“That’s where I really resonate, especially on the issue of privacy,” Mitchell told WND. “We have had a lot of people from the left come out and tell us that while they can’t admit it publicly they are going to vote for Molotov Mitchell.”
Mitchell says he also wants to continue to help North Carolina rebound economically by reducing taxes and regulations.
“Being a businessman myself,” Mitchell told WND, “I intend to work with Republicans, who are in a supermajority, to continue the Carolina comeback to reduce taxes and all of these burdensome regulations on businesses to allow the economy to grow and bring work to North Carolina.”
And while his opponent, State Sen. Stein, advocates expanding Obamacare through the state’s Medicaid program, Mitchell says he wants to keep Obamacare out of North Carolina.
Mitchell also maintains a focus on national and personal security. His resume includes work as a firearms instructor who also operates combat training centers around the state and teaches police and military. He recently came back from Moldova, where he held classes in counter-abduction in order to fight human trafficking. From his experience he said he believes terrorists’ next big target is soft targets such as schools.
“We have seen what happened with the terrorist attack at Beslan in 2004, which a lot of experts believe was intended as a test run where they besieged a school in Russia and held people hostage for days while they tortured and raped them before killing everyone with fire,” Mitchell related. “I can’t do anything in other states, but I want to make sure that doesn’t happen in North Carolina.”
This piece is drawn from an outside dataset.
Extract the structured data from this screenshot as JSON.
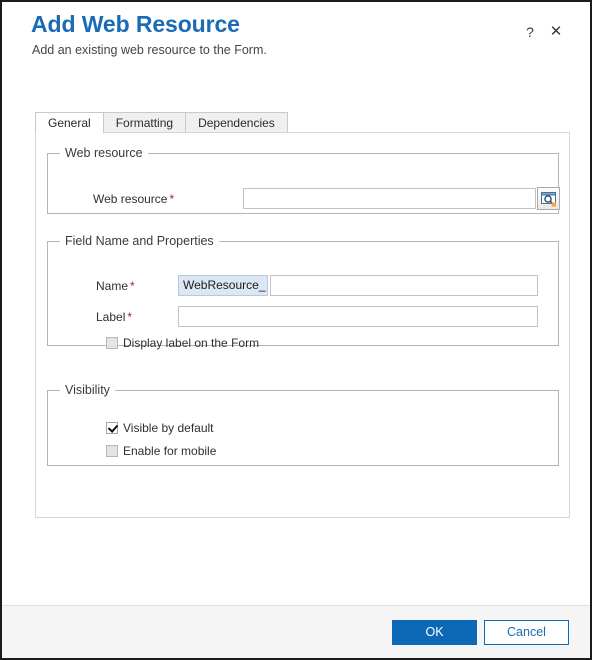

He believes it is vital to allow responsible citizens to be able to carry firearms onto school property and that gun-rights supporters who oppose it are simply looking out for themselves at the expense of children.
“In my opinion, allowing firearms in most places while banning them in educational facilities is essentially a contract with killers,” Mitchell explained. “We have essentially told the bad guys we’ll make you a deal: If you leave us alone and let us carry our firearms in our businesses, our homes and on the streets, we’ll let you have our kids. Leave us alone and you can shoot up the school if you want – and that’s exactly what the bad guys have done.”
Mitchell explained his role model for the type of Republican he wants to be is former Congressman Ron Paul of Texas, who Mitchell considers to be his mentor.
“I have learned a lot from Dr. Paul, and he has refined a lot of my beliefs,” Mitchell told WND. “As a Christian one of the foundational tenets is free will. Part of that is the right to be free to fail.
“I am a big proponent of leaving people alone,” he continued. “I used to want to see people’s lives regulated more to the ‘right,’ but now I believe people, especially at the local level, have the right to decide what is best for them and their culture.”
“While I believe the Christian way is always best, I also believe if you have the people and you have the votes to disagree with that, then that’s OK with me,” Mitchell said. “Your community can try whatever you want to try. Up in Dearborn, Michigan, they are trying Islamic principles. While I expect it to go down in flames, I am now at the point where I support their right to do that as long as they don’t harm other people.”